CARNATION® Dairy Processing Facility Becomes First in the U.S. to Achieve Alliance for Water Stewardship Certification

Facility redistributes more than 70 million gallons of water per year – returning more to the community than it uses to produce beloved evaporated milk brand.

Photo credit: Nestlé

Nestlé USA today announced that its CARNATION® facility in Modesto, California is the first dairy processing facility in the U.S. to earn certification under the rigorous Alliance for Water Stewardship (AWS) standard. The CARNATION® facility uses a “water positive” process to make evaporated milk, meaning the facility redistributes more water for farmers to use than it uses for production and cleaning.
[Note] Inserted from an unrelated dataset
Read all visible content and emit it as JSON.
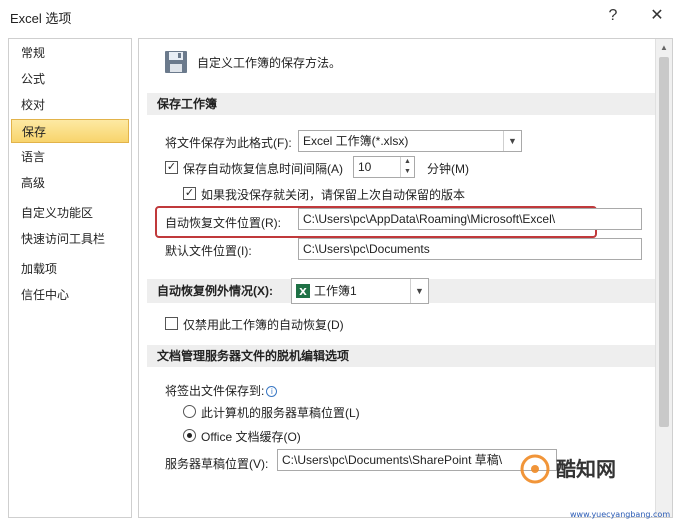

The AWS Standard is the first, comprehensive global standard for measuring responsible water stewardship across social, cultural, environmental and economic criteria. Independent auditors from SCS Global Services assessed the facility’s performance metrics on water quantity and quality, the water sources within the catchment, and the stakeholder engagement process.

In 2018, the facility developed a state-of-the-art water recycling system. Nestlé USA sources fresh milk from family dairy farms to make its evaporated milk, a process that involves removing water from milk. The facility now treats and reuses a portion of that water in cleaning processes and the balance is made available to the community. Thanks to the facility’s efforts and investments by the City of Modesto in managing wastewater, the CARNATION® facility now returns more water for reuse in agriculture than it uses. The facility returned more than 70 million gallons of water to the watershed in 2020, enough to fill 100 Olympic-sized swimming pools.
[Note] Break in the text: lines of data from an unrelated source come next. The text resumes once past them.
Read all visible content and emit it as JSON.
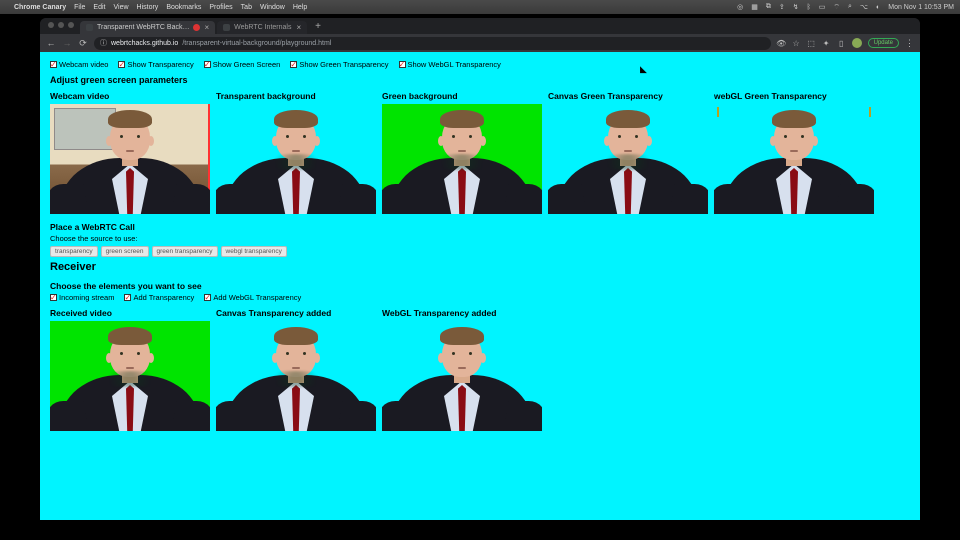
{
  "menubar": {
    "app": "Chrome Canary",
    "items": [
      "File",
      "Edit",
      "View",
      "History",
      "Bookmarks",
      "Profiles",
      "Tab",
      "Window",
      "Help"
    ],
    "clock": "Mon Nov 1  10:53 PM"
  },
  "tabs": {
    "active": "Transparent WebRTC Back…",
    "second": "WebRTC Internals"
  },
  "url": {
    "host": "webrtchacks.github.io",
    "path": "/transparent-virtual-background/playground.html"
  },
  "update_label": "Update",
  "checks_top": [
    "Webcam video",
    "Show Transparency",
    "Show Green Screen",
    "Show Green Transparency",
    "Show WebGL Transparency"
  ],
  "adjust_heading": "Adjust green screen parameters",
  "cols_top": [
    "Webcam video",
    "Transparent background",
    "Green background",
    "Canvas Green Transparency",
    "webGL Green Transparency"
  ],
  "call_heading": "Place a WebRTC Call",
  "choose_source": "Choose the source to use:",
  "source_buttons": [
    "transparency",
    "green screen",
    "green transparency",
    "webgl transparency"
  ],
  "receiver_heading": "Receiver",
  "choose_elements": "Choose the elements you want to see",
  "checks_bottom": [
    "Incoming stream",
    "Add Transparency",
    "Add WebGL Transparency"
  ],
  "cols_bottom": [
    "Received video",
    "Canvas Transparency added",
    "WebGL Transparency added"
  ]
}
“This certification is reflective of Nestlé USA’s robust approach to water stewardship at its CARNATION® production facility in Modesto, California,” said Matt Howard, Director for AWS North America. “The team in Modesto built upon its innovative water-recycling technology, going further to embed water conservation into its employee culture, and engage with stakeholders in the community on shared water challenges.”

“As Nestlé strives for a more sustainable future, we are reimagining how we make our products while protecting shared resources like water,” said Detlef Krost, Chief Technical Officer for Nestlé USA. “We are extremely proud that our Modesto facility has achieved AWS certification, recognizing our ongoing efforts to recycle and replenish water for use in agriculture, the foundation of our supply chain.”

Nestlé USA empowered its Modesto facility employees as co-owners of its water stewardship strategy. “Above and beyond our investments, I’m most proud of the fact that we have embedded caring for water into our employee culture,” said Omar Askar, CARNATION® Factory Manager. “As a result, the team identified and resolved leaks more quickly and found new uses for recycled water. In 2019, we exceeded our facility’s water usage intensity goal by 40 percent.”

Nestlé USA’s commitment to water stewardship extends beyond its factory walls. The company invested in a project led by Sustainable Conservation to increase dairy farmers’ adoption of an award-winning innovation that allows farmers to manage dairy manure and irrigate their fields in a more environmentally sustainable way. Farmers who implemented the technology have increased crop yields while reducing their use of water and fertilizer, reducing carbon emissions, and improving water quality. Nestlé USA’s Modesto facility leadership has shared the benefits of this technology with its own network of milk suppliers in the region.

Achieving AWS certification in Modesto is an important milestone in Nestlé’s global efforts to secure credible, third-party recognition for its water stewardship efforts. The CARNATION® facility’s progress contributes to Nestlé’s global commitments related to protecting water resources, which include improving water efficiency in operations, advocating for effective water policies and stewardship, and engaging with agricultural suppliers.